In a report issued in September 2019, the Saskatoon Public Library said the current downtown location has become too small and can no longer meet the needs of the community.
The library proposed a new building of 149,000 square feet — almost double the size of the current building — at an estimated cost of $154 million.
The city has purchased land at a cost of $9 million for a new central library to replace Frances Morrison Central Library.
During city budget deliberations in November 2019, council approved allocating $67.5 million for the proposed building, $20 million less than originally requested by the library board.
Norris said the services the central library offers are important for Saskatoon families, but said his concerns are over the costs.

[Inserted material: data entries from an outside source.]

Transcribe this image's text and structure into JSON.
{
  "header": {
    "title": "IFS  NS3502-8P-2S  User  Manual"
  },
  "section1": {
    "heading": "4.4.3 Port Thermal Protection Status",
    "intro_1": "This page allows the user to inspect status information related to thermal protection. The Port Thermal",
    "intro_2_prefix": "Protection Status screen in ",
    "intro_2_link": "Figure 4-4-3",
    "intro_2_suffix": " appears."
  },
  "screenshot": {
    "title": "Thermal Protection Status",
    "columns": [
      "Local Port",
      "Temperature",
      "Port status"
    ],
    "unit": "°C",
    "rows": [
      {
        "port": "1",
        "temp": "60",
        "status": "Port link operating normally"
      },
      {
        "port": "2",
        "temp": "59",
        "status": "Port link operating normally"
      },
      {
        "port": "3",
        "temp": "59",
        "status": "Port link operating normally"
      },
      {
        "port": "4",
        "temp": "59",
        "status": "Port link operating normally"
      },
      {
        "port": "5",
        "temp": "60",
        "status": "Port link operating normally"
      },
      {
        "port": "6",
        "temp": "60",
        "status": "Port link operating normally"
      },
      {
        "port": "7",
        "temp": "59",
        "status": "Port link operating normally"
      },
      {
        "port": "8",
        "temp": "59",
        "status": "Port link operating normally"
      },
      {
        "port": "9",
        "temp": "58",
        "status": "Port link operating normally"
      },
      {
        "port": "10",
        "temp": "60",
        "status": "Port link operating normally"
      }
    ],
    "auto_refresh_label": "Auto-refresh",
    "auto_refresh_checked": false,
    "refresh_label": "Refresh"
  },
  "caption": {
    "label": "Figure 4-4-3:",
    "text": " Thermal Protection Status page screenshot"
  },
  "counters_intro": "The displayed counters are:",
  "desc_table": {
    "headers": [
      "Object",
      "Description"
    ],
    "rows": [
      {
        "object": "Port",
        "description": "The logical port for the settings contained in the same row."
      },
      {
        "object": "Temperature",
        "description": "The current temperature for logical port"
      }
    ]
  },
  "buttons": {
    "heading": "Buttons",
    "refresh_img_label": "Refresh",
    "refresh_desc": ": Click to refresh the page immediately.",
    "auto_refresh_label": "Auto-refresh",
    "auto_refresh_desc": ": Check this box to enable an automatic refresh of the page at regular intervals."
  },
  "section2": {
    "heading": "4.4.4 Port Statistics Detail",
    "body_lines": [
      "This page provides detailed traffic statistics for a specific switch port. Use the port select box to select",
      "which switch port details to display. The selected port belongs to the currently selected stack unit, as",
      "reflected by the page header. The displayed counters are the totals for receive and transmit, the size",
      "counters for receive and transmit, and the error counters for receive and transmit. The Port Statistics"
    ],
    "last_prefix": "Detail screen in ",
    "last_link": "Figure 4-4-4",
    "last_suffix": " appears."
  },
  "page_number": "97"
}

“COVID has irrevocably changed the way we live, work, study and learn, and it would be simply irresponsible for the city to move ahead with a new library project that costs over $130 million,” Norris said.
“As a city, and really as a province and country, we are now in a position of asking about what we truly need, instead of what we want.”
Saskatoon voters are scheduled to head to the polls on Nov. 9 for the municipal election.
— With files from Nathaniel Dove and Anna McMillan